While serving as president and general manager of the Toronto Maple Leafs, Brian Burke infamously spoke about a “five-year plan” for success. He was hired in November 2008 and fired in January 2013.
Another “five-year plan” has wrapped up for Burke, as the Calgary Flames announced Friday that their president of hockey operations “will be stepping back from the organization,” effective May 1.
Burke’s hiring was an unconventional move for Calgary, as he was seen as the driver for player personnel decisions over the general manager.
“This is a relatively new structure in professional hockey,” Burke said at the time. “There are two teams in the NHL that have this type of management structure. There are a number of teams in the National Football League that do, a number of teams in Major League Baseball that do and a number of teams in the NBA that do. And it works effectively. And it’s going to work here.”
Over time, the outspoken executive faded into the background for the Flames, allowing Treliving to be the front-facing manager for the team and make the majority of the calls on player transactions.
In addition to his time with the Flames and Maple Leafs, Burke also served as general manager of the Anaheim Ducks, Vancouver Canucks and Hartford Whalers. He won the Stanley Cup with Anaheim in 2007. He also was the director of player personnel for the U.S. Olympic men’s hockey team for the 2014 Sochi Olympics.
“I can’t understand why it was a bombshell, OK?” Khan said during a news conference at EverBank Field hours before the NFL draft. “I have business deals, investments all over the world. So I don’t understand. Every time there’s a transaction that has visibility, especially you folks [the media] start connecting dots that shouldn’t be connected.”
Khan’s purchase of Wembley would add significant additional revenue — such as food and beverage sales and suite revenue — and the team would save money because it would not have to pay rent for its annual home game in London. In addition, Jaguars president Mark Lamping said there were approximately 30 non-NFL games or events held at Wembley and that additional revenue would help financially stabilize the Jaguars in Jacksonville.

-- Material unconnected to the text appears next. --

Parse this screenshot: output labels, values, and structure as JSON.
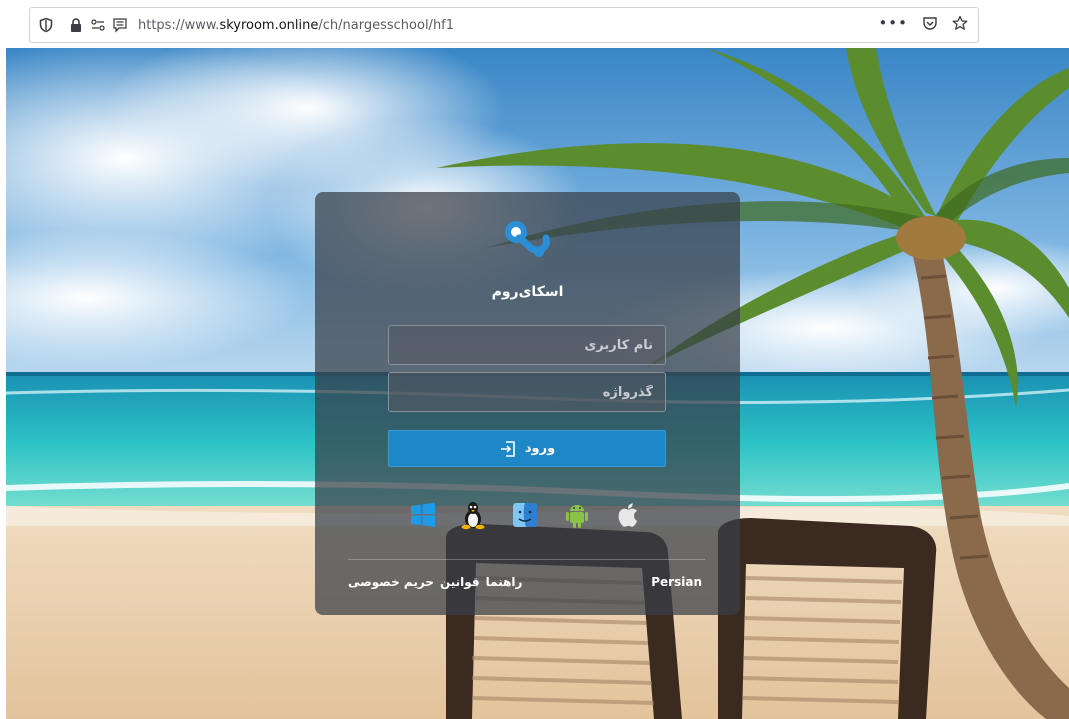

The Jaguars have played a home game at Wembley Stadium annually since 2013 and will do so through the 2020 season. The deal has been beneficial to the franchise because the NFL granted the team extended territorial rights in the United Kingdom, and the additional ticket revenue from a game at the 90,000-seat stadium has had a positive impact on the team’s local revenue.
London is an important part of the team’s stability in Jacksonville (the revenue from that annual home game accounts for 11 percent of the team’s total local revenue), and Khan said there were no plans at this time to play any additional games in London each season.